In light of the above, the Panel concludes that Respondent has made a prima facie showing that Respondent does not have any rights or legitimate interests in the disputed domain name, and that he therefore has satisfied the condition set out in the Policy, paragraph 4(c).
C. Registered and Used in Bad Faith
Inaction should not in itself be deemed as evidence of registration and use
in bad faith. As set out in numerous previous Panel decisions, such as Telstra
Corporation Limited v. Nuclear Marshmallow, WIPO
Case No. D2000-0003, inactivity may however be seen as evidence of bad faith
where there is no obvious justification for the selection of the domain name
at issue, where the Respondent has not sought to put before the Panel any credible

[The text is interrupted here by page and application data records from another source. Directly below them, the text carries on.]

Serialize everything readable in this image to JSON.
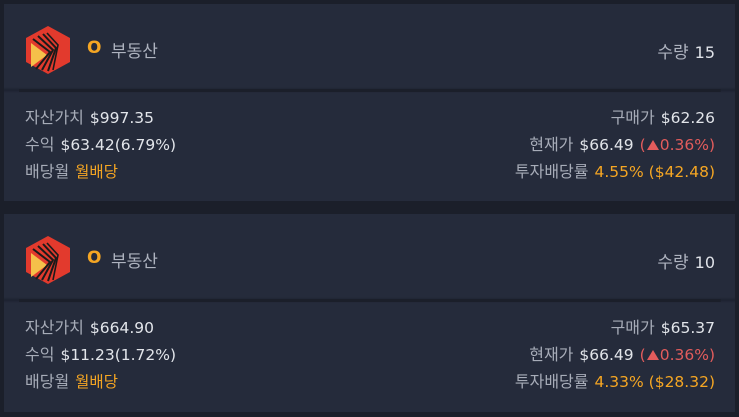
{
  "colors": {
    "background": "#1b1f2a",
    "card": "#252b3b",
    "accent": "#f5a623",
    "up": "#e25c5c",
    "logo_red": "#e23a2d"
  },
  "holdings": [
    {
      "icon": "realty-income-logo-icon",
      "ticker": "O",
      "sector": "부동산",
      "quantity_label": "수량",
      "quantity": "15",
      "asset_value_label": "자산가치",
      "asset_value": "$997.35",
      "profit_label": "수익",
      "profit": "$63.42(6.79%)",
      "dividend_month_label": "배당월",
      "dividend_month": "월배당",
      "buy_price_label": "구매가",
      "buy_price": "$62.26",
      "current_price_label": "현재가",
      "current_price": "$66.49",
      "change_open": "(",
      "change": "0.36%)",
      "yield_label": "투자배당률",
      "yield": "4.55% ($42.48)"
    },
    {
      "icon": "realty-income-logo-icon",
      "ticker": "O",
      "sector": "부동산",
      "quantity_label": "수량",
      "quantity": "10",
      "asset_value_label": "자산가치",
      "asset_value": "$664.90",
      "profit_label": "수익",
      "profit": "$11.23(1.72%)",
      "dividend_month_label": "배당월",
      "dividend_month": "월배당",
      "buy_price_label": "구매가",
      "buy_price": "$65.37",
      "current_price_label": "현재가",
      "current_price": "$66.49",
      "change_open": "(",
      "change": "0.36%)",
      "yield_label": "투자배당률",
      "yield": "4.33% ($28.32)"
    }
  ]
}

justification for selection of the domain name at issue, and where it is difficult
to conceive of any use of the domain name, which will not be likely to cause
confusion of some kind.
Complainant has documented that it has registered its MENOSTAR trademark in a large number of countries worldwide, and that said trademark has been used extensively in relation to the marketing and sale of Complainant’s hormone-products in the US, which according to the contact information provided by Respondent, is Respondent’s country of residence. The Panel thus finds it likely that Respondent has been aware of the MENOSTAR trademark at the time of the registration of the domain name at issue.
As a result of Respondent’s default, it has not proffered any justification for its selection of the domain name. As Respondent has been providing false contact information, it has not been possible for Complainant to communicate with Respondent, and consequently, Respondent has nor presented Complainant with any explanation or justification of its selection of the domain name. Providing false contact information is in itself seen as an indication of bad faith, according to previous Panel decisions.
Given Complainant’s numerous registrations of the trademark MENOSTAR in countries around the world, and its use of the trademark in Respondent’s country of residence, it seems likely to the Panel that Respondent’s use of the domain name at issue would cause confusion with Complainant’s rights.
As a result of the above, the Panel finds that Complainant has satisfied the
requirement of proving bad faith set out in the Policy Section 4(b).
For all the foregoing reasons, in accordance with paragraphs 4(i) of the Policy and 15 of the Rules, the Panel orders that the domain name, <menostar.com> be transferred to the Complainant.
Peter G. Nitter
Dated: February 21, 2005